- Stored data:

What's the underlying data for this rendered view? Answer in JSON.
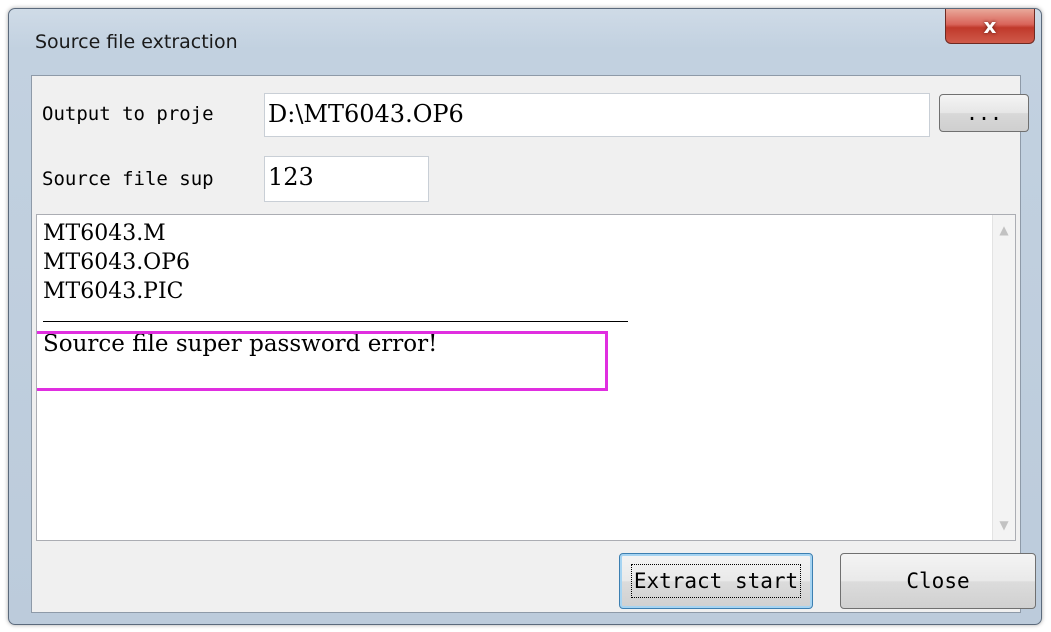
{
  "window": {
    "title": "Source file extraction",
    "close_glyph": "x"
  },
  "form": {
    "output_label": "Output to proje",
    "output_value": "D:\\MT6043.OP6",
    "browse_label": "...",
    "password_label": "Source file sup",
    "password_value": "123"
  },
  "log": {
    "lines": [
      "MT6043.M",
      "MT6043.OP6",
      "MT6043.PIC"
    ],
    "error": "Source file super password error!",
    "highlight_color": "#e02ee0"
  },
  "buttons": {
    "extract_label": "Extract start",
    "close_label": "Close"
  },
  "colors": {
    "window_frame": "#bccbdb",
    "close_button": "#c0392b"
  }
}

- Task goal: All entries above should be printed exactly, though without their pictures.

- Result of this exercise:
What's the underlying data for this rendered view? Answer in JSON.
{
  "window": {
    "title": "Source file extraction",
    "close_glyph": "x"
  },
  "form": {
    "output_label": "Output to proje",
    "output_value": "D:\\MT6043.OP6",
    "browse_label": "...",
    "password_label": "Source file sup",
    "password_value": "123"
  },
  "log": {
    "lines": [
      "MT6043.M",
      "MT6043.OP6",
      "MT6043.PIC"
    ],
    "error": "Source file super password error!",
    "highlight_color": "#e02ee0"
  },
  "buttons": {
    "extract_label": "Extract start",
    "close_label": "Close"
  },
  "colors": {
    "window_frame": "#bccbdb",
    "close_button": "#c0392b"
  }
}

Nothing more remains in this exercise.